_Action item_. Where an entry holds an image, leave the image out; otherwise reproduce the entry exactly.

(Stored data entries)
——————

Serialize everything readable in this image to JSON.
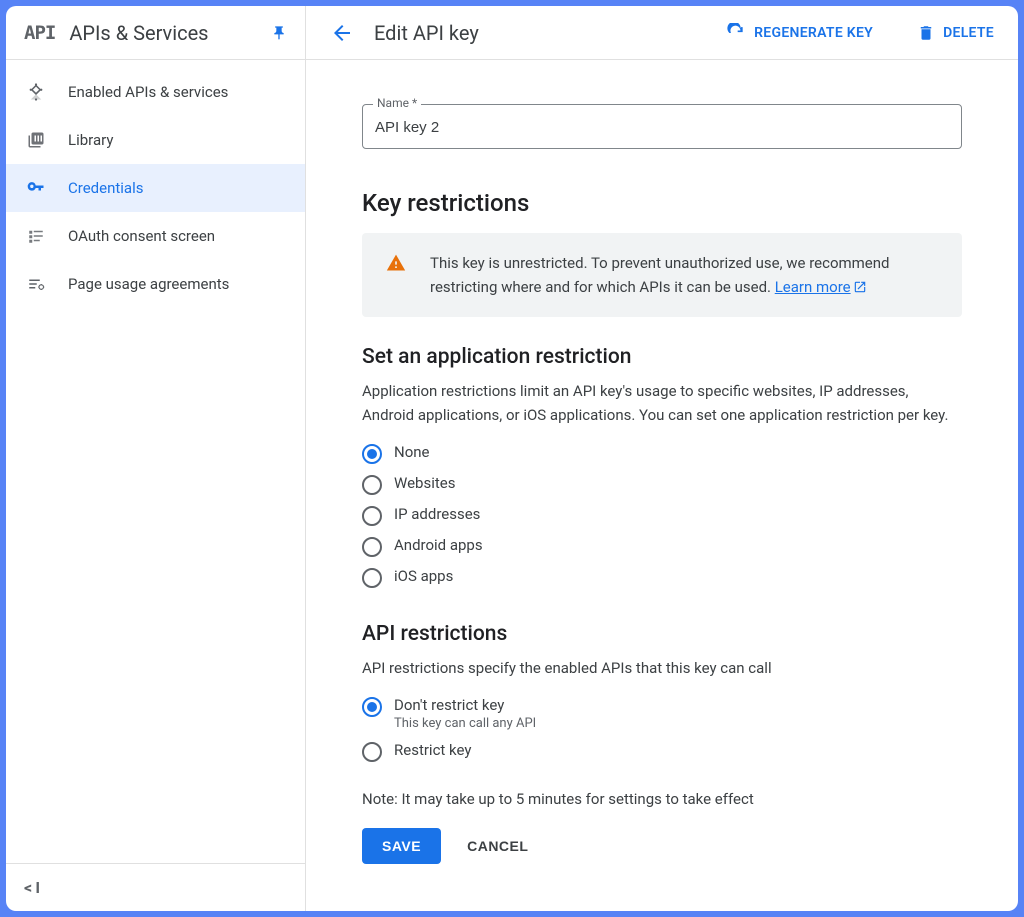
{
  "sidebar": {
    "title": "APIs & Services",
    "items": [
      {
        "label": "Enabled APIs & services"
      },
      {
        "label": "Library"
      },
      {
        "label": "Credentials"
      },
      {
        "label": "OAuth consent screen"
      },
      {
        "label": "Page usage agreements"
      }
    ]
  },
  "header": {
    "title": "Edit API key",
    "regenerate": "REGENERATE KEY",
    "delete": "DELETE"
  },
  "form": {
    "name_label": "Name *",
    "name_value": "API key 2"
  },
  "key_restrictions": {
    "heading": "Key restrictions",
    "alert_text": "This key is unrestricted. To prevent unauthorized use, we recommend restricting where and for which APIs it can be used. ",
    "learn_more": "Learn more"
  },
  "app_restriction": {
    "heading": "Set an application restriction",
    "desc": "Application restrictions limit an API key's usage to specific websites, IP addresses, Android applications, or iOS applications. You can set one application restriction per key.",
    "options": [
      {
        "label": "None"
      },
      {
        "label": "Websites"
      },
      {
        "label": "IP addresses"
      },
      {
        "label": "Android apps"
      },
      {
        "label": "iOS apps"
      }
    ]
  },
  "api_restrictions": {
    "heading": "API restrictions",
    "desc": "API restrictions specify the enabled APIs that this key can call",
    "options": [
      {
        "label": "Don't restrict key",
        "sub": "This key can call any API"
      },
      {
        "label": "Restrict key"
      }
    ]
  },
  "note": "Note: It may take up to 5 minutes for settings to take effect",
  "buttons": {
    "save": "SAVE",
    "cancel": "CANCEL"
  }
}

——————

_Reply to the exercise_.
Serialize everything readable in this image to JSON.
{
  "sidebar": {
    "title": "APIs & Services",
    "items": [
      {
        "label": "Enabled APIs & services"
      },
      {
        "label": "Library"
      },
      {
        "label": "Credentials"
      },
      {
        "label": "OAuth consent screen"
      },
      {
        "label": "Page usage agreements"
      }
    ]
  },
  "header": {
    "title": "Edit API key",
    "regenerate": "REGENERATE KEY",
    "delete": "DELETE"
  },
  "form": {
    "name_label": "Name *",
    "name_value": "API key 2"
  },
  "key_restrictions": {
    "heading": "Key restrictions",
    "alert_text": "This key is unrestricted. To prevent unauthorized use, we recommend restricting where and for which APIs it can be used. ",
    "learn_more": "Learn more"
  },
  "app_restriction": {
    "heading": "Set an application restriction",
    "desc": "Application restrictions limit an API key's usage to specific websites, IP addresses, Android applications, or iOS applications. You can set one application restriction per key.",
    "options": [
      {
        "label": "None"
      },
      {
        "label": "Websites"
      },
      {
        "label": "IP addresses"
      },
      {
        "label": "Android apps"
      },
      {
        "label": "iOS apps"
      }
    ]
  },
  "api_restrictions": {
    "heading": "API restrictions",
    "desc": "API restrictions specify the enabled APIs that this key can call",
    "options": [
      {
        "label": "Don't restrict key",
        "sub": "This key can call any API"
      },
      {
        "label": "Restrict key"
      }
    ]
  },
  "note": "Note: It may take up to 5 minutes for settings to take effect",
  "buttons": {
    "save": "SAVE",
    "cancel": "CANCEL"
  }
}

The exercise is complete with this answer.